- WHAT TO DO: In the records below, some lines contain "users"; state the number of such lines and nothing else.

- DATASET ENTRIES:
####
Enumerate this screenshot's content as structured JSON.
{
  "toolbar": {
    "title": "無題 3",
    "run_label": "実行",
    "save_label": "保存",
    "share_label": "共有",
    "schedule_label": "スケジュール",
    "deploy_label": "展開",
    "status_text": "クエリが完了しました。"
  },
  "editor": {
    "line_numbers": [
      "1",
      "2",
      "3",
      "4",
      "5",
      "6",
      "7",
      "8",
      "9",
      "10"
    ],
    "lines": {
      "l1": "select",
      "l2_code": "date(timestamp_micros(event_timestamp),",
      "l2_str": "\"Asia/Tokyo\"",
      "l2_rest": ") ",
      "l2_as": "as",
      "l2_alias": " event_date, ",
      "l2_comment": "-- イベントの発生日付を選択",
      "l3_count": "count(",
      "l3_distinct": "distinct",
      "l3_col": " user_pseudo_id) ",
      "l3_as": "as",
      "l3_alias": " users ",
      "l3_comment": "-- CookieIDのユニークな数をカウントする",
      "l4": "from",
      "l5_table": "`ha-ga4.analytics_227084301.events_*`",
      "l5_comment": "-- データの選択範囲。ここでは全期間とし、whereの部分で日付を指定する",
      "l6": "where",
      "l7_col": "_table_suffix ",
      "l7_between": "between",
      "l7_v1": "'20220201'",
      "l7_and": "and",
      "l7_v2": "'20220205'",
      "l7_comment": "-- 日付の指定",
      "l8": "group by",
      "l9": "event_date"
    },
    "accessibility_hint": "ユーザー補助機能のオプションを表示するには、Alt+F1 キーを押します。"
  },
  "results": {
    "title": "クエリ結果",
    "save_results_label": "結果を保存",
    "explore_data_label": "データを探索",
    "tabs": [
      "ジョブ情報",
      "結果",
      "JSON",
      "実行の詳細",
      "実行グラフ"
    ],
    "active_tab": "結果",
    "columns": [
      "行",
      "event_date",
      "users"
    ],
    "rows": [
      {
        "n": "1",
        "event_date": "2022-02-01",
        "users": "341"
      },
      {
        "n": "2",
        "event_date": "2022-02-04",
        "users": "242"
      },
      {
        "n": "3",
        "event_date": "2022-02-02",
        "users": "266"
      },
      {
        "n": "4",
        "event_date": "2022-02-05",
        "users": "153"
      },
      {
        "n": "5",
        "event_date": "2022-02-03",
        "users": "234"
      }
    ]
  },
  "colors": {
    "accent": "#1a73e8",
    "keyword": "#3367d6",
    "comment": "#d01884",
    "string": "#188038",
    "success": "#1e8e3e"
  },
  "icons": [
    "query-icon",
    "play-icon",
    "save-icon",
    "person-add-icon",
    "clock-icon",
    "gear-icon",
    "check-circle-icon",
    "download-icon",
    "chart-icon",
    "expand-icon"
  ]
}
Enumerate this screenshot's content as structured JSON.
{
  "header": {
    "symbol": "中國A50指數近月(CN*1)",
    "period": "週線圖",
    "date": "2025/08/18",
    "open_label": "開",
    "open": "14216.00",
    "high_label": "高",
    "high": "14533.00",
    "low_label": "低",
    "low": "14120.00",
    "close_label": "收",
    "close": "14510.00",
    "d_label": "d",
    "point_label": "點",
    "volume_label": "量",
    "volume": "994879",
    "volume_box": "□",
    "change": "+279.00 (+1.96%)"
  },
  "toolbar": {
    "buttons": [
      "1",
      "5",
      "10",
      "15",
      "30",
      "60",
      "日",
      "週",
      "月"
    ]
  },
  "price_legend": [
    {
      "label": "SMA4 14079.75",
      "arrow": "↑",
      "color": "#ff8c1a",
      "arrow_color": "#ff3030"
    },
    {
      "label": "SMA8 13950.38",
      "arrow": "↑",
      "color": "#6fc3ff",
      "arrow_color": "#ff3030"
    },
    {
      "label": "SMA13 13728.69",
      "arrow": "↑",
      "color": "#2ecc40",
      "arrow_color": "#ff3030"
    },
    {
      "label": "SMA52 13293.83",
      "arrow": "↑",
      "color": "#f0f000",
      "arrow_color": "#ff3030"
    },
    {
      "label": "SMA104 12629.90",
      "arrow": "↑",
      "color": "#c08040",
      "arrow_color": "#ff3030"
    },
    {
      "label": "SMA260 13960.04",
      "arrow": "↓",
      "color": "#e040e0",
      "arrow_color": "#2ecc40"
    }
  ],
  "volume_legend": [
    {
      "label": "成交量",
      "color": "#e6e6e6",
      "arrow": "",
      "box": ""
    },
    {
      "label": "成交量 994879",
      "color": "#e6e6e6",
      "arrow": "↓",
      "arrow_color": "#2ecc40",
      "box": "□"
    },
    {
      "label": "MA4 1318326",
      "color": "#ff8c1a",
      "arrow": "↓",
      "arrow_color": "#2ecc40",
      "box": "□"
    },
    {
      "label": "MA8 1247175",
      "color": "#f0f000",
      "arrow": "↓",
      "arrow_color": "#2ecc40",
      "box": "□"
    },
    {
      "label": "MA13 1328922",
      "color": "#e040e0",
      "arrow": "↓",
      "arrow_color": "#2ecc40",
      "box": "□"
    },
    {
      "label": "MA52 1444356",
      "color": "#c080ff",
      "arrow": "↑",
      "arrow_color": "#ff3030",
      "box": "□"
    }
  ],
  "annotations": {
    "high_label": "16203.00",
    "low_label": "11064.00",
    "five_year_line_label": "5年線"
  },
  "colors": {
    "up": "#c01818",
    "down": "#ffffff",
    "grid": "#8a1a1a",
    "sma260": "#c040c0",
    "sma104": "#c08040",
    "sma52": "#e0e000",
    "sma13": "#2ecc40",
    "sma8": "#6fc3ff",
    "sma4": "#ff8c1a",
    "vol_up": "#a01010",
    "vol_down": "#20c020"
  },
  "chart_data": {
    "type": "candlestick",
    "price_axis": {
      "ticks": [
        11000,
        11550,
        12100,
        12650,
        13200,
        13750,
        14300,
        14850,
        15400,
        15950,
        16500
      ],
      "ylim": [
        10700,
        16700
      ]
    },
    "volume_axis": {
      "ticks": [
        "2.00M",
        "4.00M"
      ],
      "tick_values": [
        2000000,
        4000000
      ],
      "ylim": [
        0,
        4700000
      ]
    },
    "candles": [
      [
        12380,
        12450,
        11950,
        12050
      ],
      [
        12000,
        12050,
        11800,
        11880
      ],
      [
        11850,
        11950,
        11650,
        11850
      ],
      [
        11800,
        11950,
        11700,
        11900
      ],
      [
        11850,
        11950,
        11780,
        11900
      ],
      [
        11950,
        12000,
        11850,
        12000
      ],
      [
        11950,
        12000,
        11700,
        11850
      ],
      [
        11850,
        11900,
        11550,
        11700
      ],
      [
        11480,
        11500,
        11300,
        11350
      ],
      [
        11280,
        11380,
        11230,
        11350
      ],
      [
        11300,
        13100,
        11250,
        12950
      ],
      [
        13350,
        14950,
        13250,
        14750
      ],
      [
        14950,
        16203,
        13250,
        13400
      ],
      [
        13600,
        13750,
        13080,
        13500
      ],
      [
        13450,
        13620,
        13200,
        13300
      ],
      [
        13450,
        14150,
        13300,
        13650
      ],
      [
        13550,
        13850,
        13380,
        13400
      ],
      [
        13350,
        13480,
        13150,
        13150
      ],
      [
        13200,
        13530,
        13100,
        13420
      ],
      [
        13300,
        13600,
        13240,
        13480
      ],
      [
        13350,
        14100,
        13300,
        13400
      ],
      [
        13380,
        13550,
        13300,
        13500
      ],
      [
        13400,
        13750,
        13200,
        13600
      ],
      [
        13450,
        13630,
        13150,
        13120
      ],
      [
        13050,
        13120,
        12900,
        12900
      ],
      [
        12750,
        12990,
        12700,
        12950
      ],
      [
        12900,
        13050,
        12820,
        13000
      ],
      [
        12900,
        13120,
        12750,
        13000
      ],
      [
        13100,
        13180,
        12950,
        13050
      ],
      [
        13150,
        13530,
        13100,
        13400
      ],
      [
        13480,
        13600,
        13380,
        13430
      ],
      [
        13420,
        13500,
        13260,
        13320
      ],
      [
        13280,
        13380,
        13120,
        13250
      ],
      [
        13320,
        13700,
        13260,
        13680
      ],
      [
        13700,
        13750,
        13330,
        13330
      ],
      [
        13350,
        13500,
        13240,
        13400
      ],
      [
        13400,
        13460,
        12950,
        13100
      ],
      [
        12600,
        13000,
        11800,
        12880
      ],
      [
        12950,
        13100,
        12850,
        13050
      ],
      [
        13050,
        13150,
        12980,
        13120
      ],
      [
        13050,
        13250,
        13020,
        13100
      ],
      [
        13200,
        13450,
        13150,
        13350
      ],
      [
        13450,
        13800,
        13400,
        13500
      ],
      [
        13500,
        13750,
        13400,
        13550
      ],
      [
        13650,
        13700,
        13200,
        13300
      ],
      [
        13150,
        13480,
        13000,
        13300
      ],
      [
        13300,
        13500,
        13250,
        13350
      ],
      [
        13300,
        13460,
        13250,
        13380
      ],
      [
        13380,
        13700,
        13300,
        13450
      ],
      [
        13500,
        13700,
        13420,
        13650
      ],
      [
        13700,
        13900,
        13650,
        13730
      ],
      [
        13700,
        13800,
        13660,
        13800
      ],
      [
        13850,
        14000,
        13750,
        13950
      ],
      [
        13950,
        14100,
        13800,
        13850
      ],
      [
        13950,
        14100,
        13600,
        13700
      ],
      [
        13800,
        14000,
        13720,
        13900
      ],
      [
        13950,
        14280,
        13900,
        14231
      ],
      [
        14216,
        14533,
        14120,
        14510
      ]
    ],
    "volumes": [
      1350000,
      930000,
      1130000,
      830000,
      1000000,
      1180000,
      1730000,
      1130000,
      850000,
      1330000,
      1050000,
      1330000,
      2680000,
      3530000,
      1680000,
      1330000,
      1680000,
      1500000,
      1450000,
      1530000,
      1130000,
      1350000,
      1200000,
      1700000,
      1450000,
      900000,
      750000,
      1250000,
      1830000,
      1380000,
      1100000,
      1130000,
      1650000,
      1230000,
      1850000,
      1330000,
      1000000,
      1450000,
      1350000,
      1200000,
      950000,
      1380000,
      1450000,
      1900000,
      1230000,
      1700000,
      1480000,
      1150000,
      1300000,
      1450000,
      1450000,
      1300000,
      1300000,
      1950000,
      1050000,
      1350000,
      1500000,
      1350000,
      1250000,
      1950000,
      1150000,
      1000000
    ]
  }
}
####
- RESULT: 7